One of the obstacles to career pathways are "benefits cliffs," the scenario when means-tested public supports fall sharply, or off a cliff, as recipients earn more by working more hours or securing promotions by learning new skills. Basically, these benefits cliffs result in penalties that are, effectively, high marginal tax rates for the least wealthy: when low earners' pay inches up, they may wind up worse off. Understanding benefits cliffs, and thus informing policies and programs to confront them, is a major focus of the Atlanta Fed's workforce development efforts.
Birmingham faces up to workforce challenges
In Birmingham, Alabama, both the problems and the promise of workforce development are evident. Anoop Mishra is the regional executive at the Atlanta Fed's Birmingham Branch. A Birmingham native whose job is to stay in touch with the state's business and community decision makers, Mishra said the city has yet to establish a singular economic identity decades removed from the dominance of the steel industry.
Although health care has helped fill the void left by the decline of iron and steel, that sector is challenging, Mishra noted, not least from a workforce perspective as the industry faces continual shortages of nurses and other workers.
While health care and, to a lesser degree, finance have boosted Birmingham, employment and economic growth remain disproportionately linked to low-skilled jobs and localized industries that don't attract talent or dollars from outside, according to Building It Together, a 2018 report on aligning education and jobs in greater Birmingham.
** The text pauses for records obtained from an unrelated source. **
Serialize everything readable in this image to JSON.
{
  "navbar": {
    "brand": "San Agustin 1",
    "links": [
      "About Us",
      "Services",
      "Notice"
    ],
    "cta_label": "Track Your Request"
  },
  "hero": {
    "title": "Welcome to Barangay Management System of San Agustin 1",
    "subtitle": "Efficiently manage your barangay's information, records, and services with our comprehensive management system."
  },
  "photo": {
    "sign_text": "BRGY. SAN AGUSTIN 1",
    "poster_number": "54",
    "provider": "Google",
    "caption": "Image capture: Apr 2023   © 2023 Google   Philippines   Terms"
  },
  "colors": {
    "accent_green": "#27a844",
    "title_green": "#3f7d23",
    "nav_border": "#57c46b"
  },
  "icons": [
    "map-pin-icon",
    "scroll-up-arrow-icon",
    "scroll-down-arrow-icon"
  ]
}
Birmingham, with its scattered workforce development efforts, has lagged most southeastern metros in key economic growth metrics in recent decades.
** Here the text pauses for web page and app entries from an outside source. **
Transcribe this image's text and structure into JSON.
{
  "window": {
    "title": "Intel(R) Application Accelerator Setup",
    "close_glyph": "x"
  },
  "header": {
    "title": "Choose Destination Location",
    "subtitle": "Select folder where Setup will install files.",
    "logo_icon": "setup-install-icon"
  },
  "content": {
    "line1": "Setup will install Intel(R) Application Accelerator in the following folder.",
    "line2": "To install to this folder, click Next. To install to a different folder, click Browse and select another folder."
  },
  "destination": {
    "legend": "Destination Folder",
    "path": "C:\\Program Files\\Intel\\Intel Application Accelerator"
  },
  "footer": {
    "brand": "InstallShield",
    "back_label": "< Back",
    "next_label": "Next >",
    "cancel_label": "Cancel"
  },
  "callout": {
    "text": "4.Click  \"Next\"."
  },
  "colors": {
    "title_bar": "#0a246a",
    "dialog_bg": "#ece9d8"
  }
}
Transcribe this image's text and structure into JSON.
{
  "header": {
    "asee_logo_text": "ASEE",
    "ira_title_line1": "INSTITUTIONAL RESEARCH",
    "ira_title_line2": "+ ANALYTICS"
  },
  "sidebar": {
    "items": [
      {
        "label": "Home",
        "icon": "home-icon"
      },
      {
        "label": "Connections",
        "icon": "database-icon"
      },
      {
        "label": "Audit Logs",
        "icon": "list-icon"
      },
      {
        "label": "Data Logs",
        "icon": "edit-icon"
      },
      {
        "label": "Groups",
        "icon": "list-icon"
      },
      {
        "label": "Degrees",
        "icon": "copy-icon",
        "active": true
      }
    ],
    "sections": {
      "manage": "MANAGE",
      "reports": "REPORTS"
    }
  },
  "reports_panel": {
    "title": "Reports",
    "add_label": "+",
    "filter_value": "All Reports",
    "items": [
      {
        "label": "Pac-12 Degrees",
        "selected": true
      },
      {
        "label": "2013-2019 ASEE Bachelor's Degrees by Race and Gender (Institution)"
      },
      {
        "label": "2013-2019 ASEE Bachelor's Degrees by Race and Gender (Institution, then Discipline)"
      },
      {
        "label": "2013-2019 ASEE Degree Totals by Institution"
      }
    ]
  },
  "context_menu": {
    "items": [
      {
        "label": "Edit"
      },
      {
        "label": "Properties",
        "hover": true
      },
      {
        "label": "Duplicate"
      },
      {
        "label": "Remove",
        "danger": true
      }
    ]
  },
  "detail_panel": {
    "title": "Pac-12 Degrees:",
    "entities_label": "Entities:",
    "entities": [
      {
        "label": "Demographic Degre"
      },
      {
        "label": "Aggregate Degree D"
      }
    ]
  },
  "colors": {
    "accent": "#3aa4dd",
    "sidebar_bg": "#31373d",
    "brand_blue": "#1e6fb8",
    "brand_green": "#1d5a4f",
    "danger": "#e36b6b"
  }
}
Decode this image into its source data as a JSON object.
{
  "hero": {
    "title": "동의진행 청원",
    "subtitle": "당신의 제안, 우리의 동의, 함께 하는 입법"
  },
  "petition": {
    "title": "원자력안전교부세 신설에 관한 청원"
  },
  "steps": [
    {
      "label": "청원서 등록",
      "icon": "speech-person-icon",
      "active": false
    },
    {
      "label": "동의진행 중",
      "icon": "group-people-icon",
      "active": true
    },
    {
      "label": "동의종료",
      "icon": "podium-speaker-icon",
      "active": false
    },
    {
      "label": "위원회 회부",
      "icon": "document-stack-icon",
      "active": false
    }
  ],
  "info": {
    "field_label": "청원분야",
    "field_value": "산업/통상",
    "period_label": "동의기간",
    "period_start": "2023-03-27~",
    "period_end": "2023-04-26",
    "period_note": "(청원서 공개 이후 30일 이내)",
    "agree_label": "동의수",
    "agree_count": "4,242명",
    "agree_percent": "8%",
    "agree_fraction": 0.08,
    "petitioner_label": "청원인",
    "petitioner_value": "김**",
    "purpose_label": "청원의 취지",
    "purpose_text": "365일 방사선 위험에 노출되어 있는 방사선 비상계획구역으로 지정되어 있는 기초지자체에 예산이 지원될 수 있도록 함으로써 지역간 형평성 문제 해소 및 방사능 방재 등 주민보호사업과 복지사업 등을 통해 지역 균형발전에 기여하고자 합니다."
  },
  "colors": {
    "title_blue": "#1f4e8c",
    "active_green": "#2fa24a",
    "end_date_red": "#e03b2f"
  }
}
However, the Building It Together report demonstrates that Birmingham is facing its challenges, Mishra said. Local leaders are formulating programs to address workforce development concerns, including efforts to train workers for the nearby automotive assembly and supply plants and to educate parents and teachers about the opportunities for middle-class wages in advanced manufacturing.
"We have a lot of potential," Mishra said. "There is a clear goal, and strategies and infrastructure are starting to come together to think through these efforts."
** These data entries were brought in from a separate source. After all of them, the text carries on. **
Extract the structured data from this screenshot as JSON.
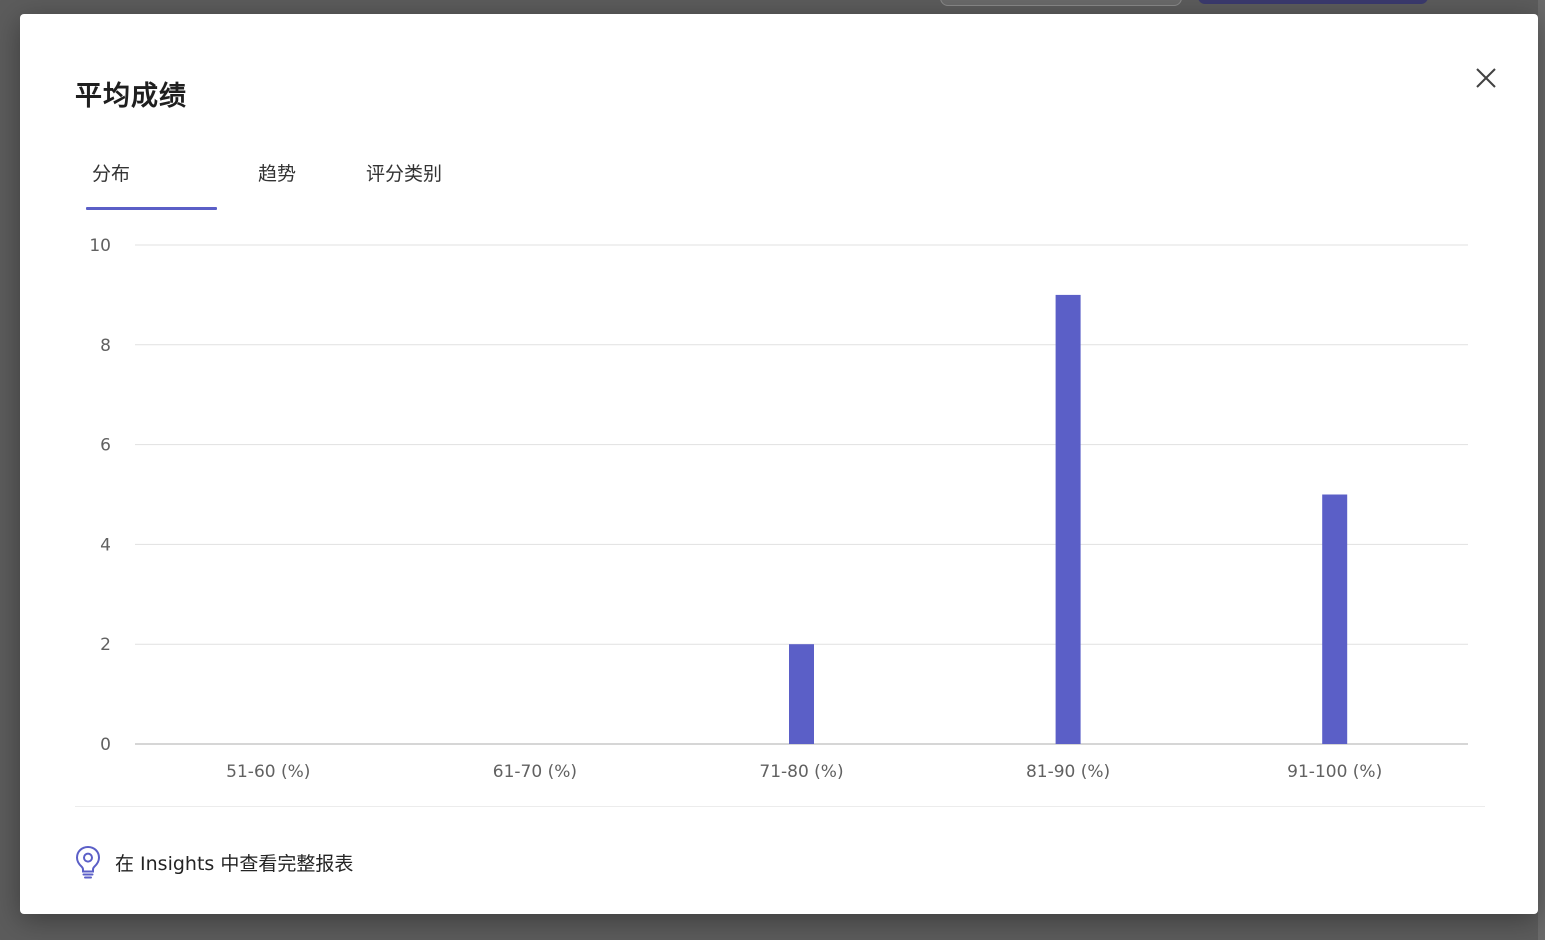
{
  "dialog": {
    "title": "平均成绩",
    "close_icon": "close-icon",
    "tabs": [
      {
        "label": "分布",
        "selected": true
      },
      {
        "label": "趋势",
        "selected": false
      },
      {
        "label": "评分类别",
        "selected": false
      }
    ],
    "footer_link": {
      "icon": "lightbulb-icon",
      "label": "在 Insights 中查看完整报表"
    }
  },
  "colors": {
    "accent": "#5b5fc7",
    "bar": "#5b5fc7",
    "grid": "#e1e1e1",
    "axis_text": "#616161"
  },
  "chart_data": {
    "type": "bar",
    "categories": [
      "51-60 (%)",
      "61-70 (%)",
      "71-80 (%)",
      "81-90 (%)",
      "91-100 (%)"
    ],
    "values": [
      0,
      0,
      2,
      9,
      5
    ],
    "ylim": [
      0,
      10
    ],
    "yticks": [
      0,
      2,
      4,
      6,
      8,
      10
    ],
    "grid": true,
    "title": "",
    "xlabel": "",
    "ylabel": ""
  }
}
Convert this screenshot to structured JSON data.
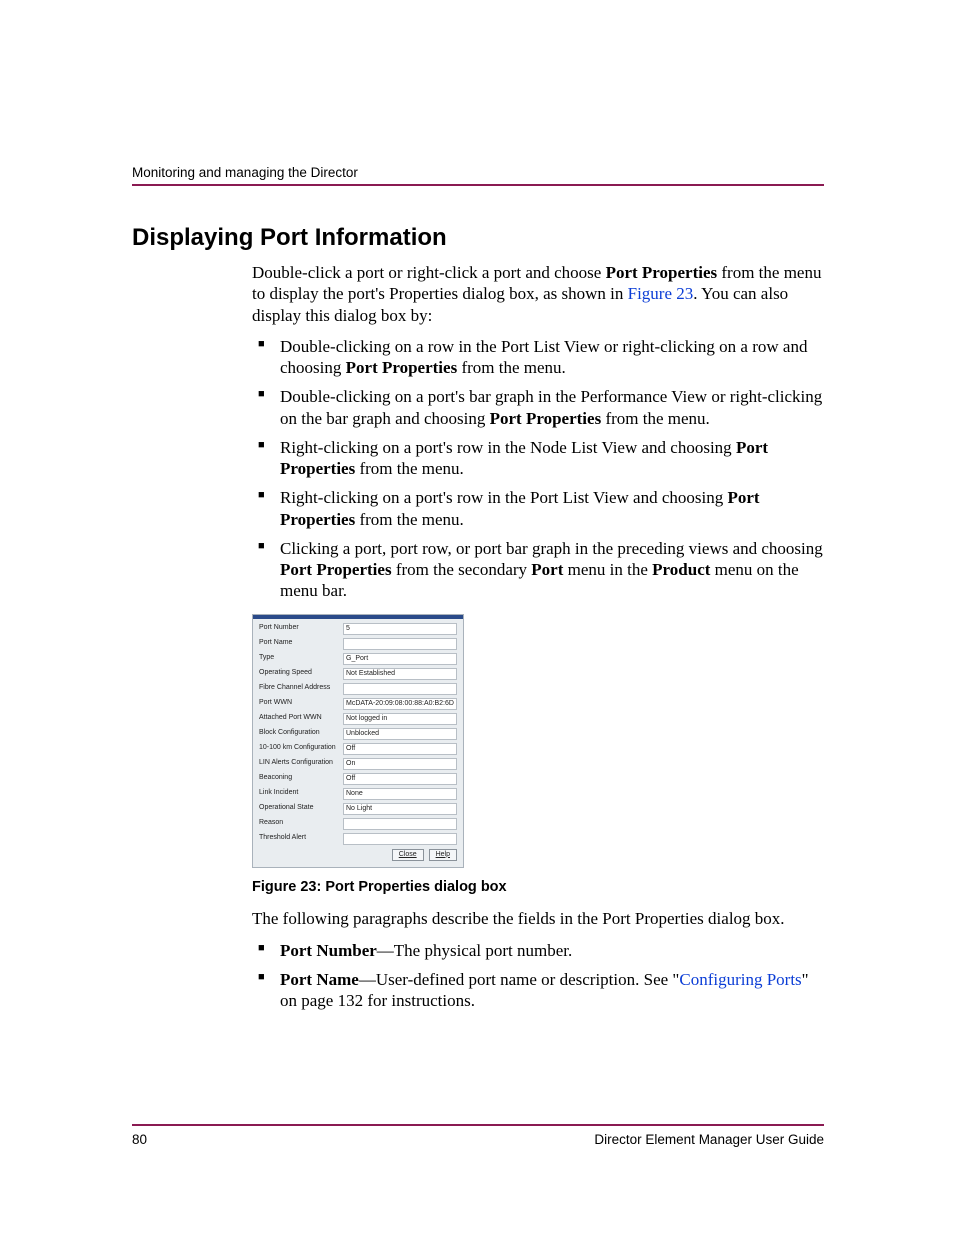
{
  "header": {
    "running": "Monitoring and managing the Director"
  },
  "section": {
    "title": "Displaying Port Information"
  },
  "intro": {
    "p1_a": "Double-click a port or right-click a port and choose ",
    "p1_b": "Port Properties",
    "p1_c": " from the menu to display the port's Properties dialog box, as shown in ",
    "p1_link": "Figure 23",
    "p1_d": ". You can also display this dialog box by:"
  },
  "bullets1": [
    {
      "a": "Double-clicking on a row in the Port List View or right-clicking on a row and choosing ",
      "b": "Port Properties",
      "c": " from the menu."
    },
    {
      "a": "Double-clicking on a port's bar graph in the Performance View or right-clicking on the bar graph and choosing ",
      "b": "Port Properties",
      "c": " from the menu."
    },
    {
      "a": "Right-clicking on a port's row in the Node List View and choosing ",
      "b": "Port Properties",
      "c": " from the menu."
    },
    {
      "a": "Right-clicking on a port's row in the Port List View and choosing ",
      "b": "Port Properties",
      "c": " from the menu."
    },
    {
      "a": "Clicking a port, port row, or port bar graph in the preceding views and choosing ",
      "b": "Port Properties",
      "c": " from the secondary ",
      "d": "Port",
      "e": " menu in the ",
      "f": "Product",
      "g": " menu on the menu bar."
    }
  ],
  "dialog": {
    "rows": [
      {
        "label": "Port Number",
        "value": "5"
      },
      {
        "label": "Port Name",
        "value": ""
      },
      {
        "label": "Type",
        "value": "G_Port"
      },
      {
        "label": "Operating Speed",
        "value": "Not Established"
      },
      {
        "label": "Fibre Channel Address",
        "value": ""
      },
      {
        "label": "Port WWN",
        "value": "McDATA-20:09:08:00:88:A0:B2:6D"
      },
      {
        "label": "Attached Port WWN",
        "value": "Not logged in"
      },
      {
        "label": "Block Configuration",
        "value": "Unblocked"
      },
      {
        "label": "10-100 km Configuration",
        "value": "Off"
      },
      {
        "label": "LIN Alerts Configuration",
        "value": "On"
      },
      {
        "label": "Beaconing",
        "value": "Off"
      },
      {
        "label": "Link Incident",
        "value": "None"
      },
      {
        "label": "Operational State",
        "value": "No Light"
      },
      {
        "label": "Reason",
        "value": ""
      },
      {
        "label": "Threshold Alert",
        "value": ""
      }
    ],
    "close": "Close",
    "help": "Help"
  },
  "figcap": "Figure 23:  Port Properties dialog box",
  "after": "The following paragraphs describe the fields in the Port Properties dialog box.",
  "bullets2": {
    "i1_a": "Port Number",
    "i1_b": "—The physical port number.",
    "i2_a": "Port Name",
    "i2_b": "—User-defined port name or description. See \"",
    "i2_link": "Configuring Ports",
    "i2_c": "\" on page 132 for instructions."
  },
  "footer": {
    "page": "80",
    "doc": "Director Element Manager User Guide"
  }
}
Aligning training with industry needs is crucial
Central Six AlabamaWorks is a key part of those efforts.
Aligning training with employers' current and future needs is essential to crafting effective programs. The Birmingham-based Central Six assembles clusters of companies and training providers focused on particular occupational sectors or industries, explained Antiqua Cleggett, executive director of Central Six AlabamaWorks. (You can see Cleggett discussing Central Six's work in the accompanying video.)
These "sector partnerships" have recently gained favor in the workforce field. Central Six's manufacturing partnership, for example, includes 38 companies. Central Six regularly surveys those firms to learn their most pressing workforce needs, information passed along to training agencies to help them tailor programs to meet manufacturers' talent gaps.
Recently, for example, the manufacturing partnership noted that several employers needed to train existing employees in hydraulics to operate industrial robots. So Central Six helped devise a five-week hydraulics and pneumatics curriculum.
"With sector partnerships, you've got a more unified voice that's going after very specific challenges," Cleggett said. "It's an advantage all the way around."
That type of thinking can shape workforce development systems to meet the stiff challenges of the 21st-century economy. After all, two of the basic ingredients of economic expansion are increasing both the number of workers and their productivity. Effective workforce development can help accomplish both.